LIANE HANSEN, host:
There has long been a truism in Iowa presidential politics. If you want to do well in the state's first-in-the-nation caucuses, then you'd better be a supporter of federal government subsidies for the production of ethanol; the bio-fuel made from corn. Traditionally, candidates who opposed ethanol subsidies did so at their own risk.
But this year, with overall federal spending and deficits becoming such a major issue, the political rules regarding ethanol are changing.
NPR's Don Gonyea has more.
DON GONYEA: Go back and listen to Iowa stump speeches from candidates past -Democrat and Republican, frontrunners and long shots - and you'll hear lines that have been music to the ears of the state's corn growers.
Here's George W. Bush in 1999.
President GEORGE W. BUSH (R-Texas, Then-Presidential Candidate): I support ethanol and I support ethanol strongly. And I would support ethanol whether I was here in Iowa or not.
GONYEA: That same year, Al Gore boasted of a tie-breaking vote he cast while presiding over the U.S. Senate as vice president.

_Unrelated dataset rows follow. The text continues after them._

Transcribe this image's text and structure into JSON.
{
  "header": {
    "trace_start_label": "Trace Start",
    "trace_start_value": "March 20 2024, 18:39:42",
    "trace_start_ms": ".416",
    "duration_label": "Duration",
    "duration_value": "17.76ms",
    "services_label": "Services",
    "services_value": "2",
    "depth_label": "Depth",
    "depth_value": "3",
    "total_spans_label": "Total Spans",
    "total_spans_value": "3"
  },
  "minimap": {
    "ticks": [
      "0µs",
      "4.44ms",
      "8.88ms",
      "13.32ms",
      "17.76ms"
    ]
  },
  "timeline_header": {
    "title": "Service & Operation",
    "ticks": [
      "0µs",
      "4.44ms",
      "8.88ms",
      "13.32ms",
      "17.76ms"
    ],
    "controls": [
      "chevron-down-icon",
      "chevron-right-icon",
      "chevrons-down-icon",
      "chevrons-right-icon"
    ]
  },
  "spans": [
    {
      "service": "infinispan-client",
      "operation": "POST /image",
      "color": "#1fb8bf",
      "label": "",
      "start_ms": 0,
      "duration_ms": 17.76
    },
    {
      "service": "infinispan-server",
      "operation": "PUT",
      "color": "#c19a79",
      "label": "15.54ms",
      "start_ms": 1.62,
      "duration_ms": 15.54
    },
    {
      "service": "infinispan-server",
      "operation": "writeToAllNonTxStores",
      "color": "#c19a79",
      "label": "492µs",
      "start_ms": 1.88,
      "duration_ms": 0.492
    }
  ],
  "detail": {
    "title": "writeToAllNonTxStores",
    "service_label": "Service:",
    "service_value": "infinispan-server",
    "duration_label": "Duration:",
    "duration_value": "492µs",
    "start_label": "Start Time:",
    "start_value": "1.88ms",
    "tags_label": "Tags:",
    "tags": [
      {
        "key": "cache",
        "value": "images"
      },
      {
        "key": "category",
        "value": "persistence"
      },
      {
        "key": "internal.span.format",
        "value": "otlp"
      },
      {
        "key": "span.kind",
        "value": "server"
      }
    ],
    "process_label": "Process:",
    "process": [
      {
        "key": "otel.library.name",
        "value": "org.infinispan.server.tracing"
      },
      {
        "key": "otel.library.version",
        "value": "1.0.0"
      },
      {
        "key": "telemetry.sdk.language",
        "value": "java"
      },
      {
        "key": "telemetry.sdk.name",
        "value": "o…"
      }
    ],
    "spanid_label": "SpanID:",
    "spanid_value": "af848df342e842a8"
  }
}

Vice President AL GORE (D-Tennessee, Then-Presidential Candidate): And I voted, and we saved ethanol...
(Soundbite of applause and cheering)
Vice President GORE: ...and Iowa won.
GONYEA: And in 2008, Barack Obama championed ethanol subsidies.
And when someone has spoken out in opposition, it's gotten a lot of attention. Here's Senator John McCain.
Senator JOHN MCCAIN (R-Arizona, Then-Presidential Candidate): Ethanol is not worth it. It does not help the consumer. Those ethanol subsidies should be phased out. And everybody here on this stage, if it wasn't for the fact that Iowa is the first caucus state, would share my view that we don't need ethanol subsidies.
GONYEA: But in his two runs for the White House, McCain mostly opted out of campaigning in Iowa, knowing his position made him an unpopular candidate and among the state's caucus goers.
Which brings us to this year, when former Minnesota Governor Tim Pawlenty, this past week, used a speech in Iowa to officially announce his candidacy - in the process, he uttered the following.
Mr. TIM PAWLENTY (R-Minnesota, Former Governor): The free market, not freebies from politicians, should decide a company's success. So, as part of a larger reform, we need to phase out all subsidies across all sources of energy and all industries, including ethanol. We simply can't afford them anymore.
GONYEA: Like John McCain, Pawlenty portrayed his blunt talk as truth-telling. Unlike McCain, Pawlenty thinks he can win in Iowa. He believes times have changed enough to allow him to oppose ethanol subsidies.
Des Moines Register political columnist Kathie Obradovich says he may be right.
Ms. KATHIE OBRADOVICH (Political Columnist, Des Moines Register): It's a different time. Tim Pawlenty is coming in at a time when ethanol industry is mature, and some people think it's even oversaturated.
GONYEA: Combine that with rising gas prices, which make ethanol more competitive, and there's a growing belief - even in Iowa - that the industry can probably handle a gradual phase out, or at least a reduction of subsidies. They key for Iowans, Obradovich says, is that ethanol not be singled out.
Ms. OBRADOVICH: If he had come in and said we're going to cut subsidies for ethanol but, you know, we think big oil should still get their share - that would not have gone over well here.
GONYEA: Still, some other 2012 GOP hopefuls, including Mitt Romney and Newt Gingrich, continue to voice support for ethanol subsidies.
Republican strategist John Stineman is a veteran of Iowa political battles. He says there is risk for Pawlenty and that he'll need to explain himself.
Mr. JOHN STINEMAN (Republican Strategist): Iowa has a very sophisticated electorate. They're not going to just go on a soundbite. They're going to look at what the nuances of the position are. And, frankly, I think that there's going to be a pretty robust discussion about that during this caucus cycle.
GONYEA: Which means the Iowa caucuses could see something new this time around in the form of a real debate on an issue, where in the past only one position was seen as acceptable.
Don Gonyea, NPR News.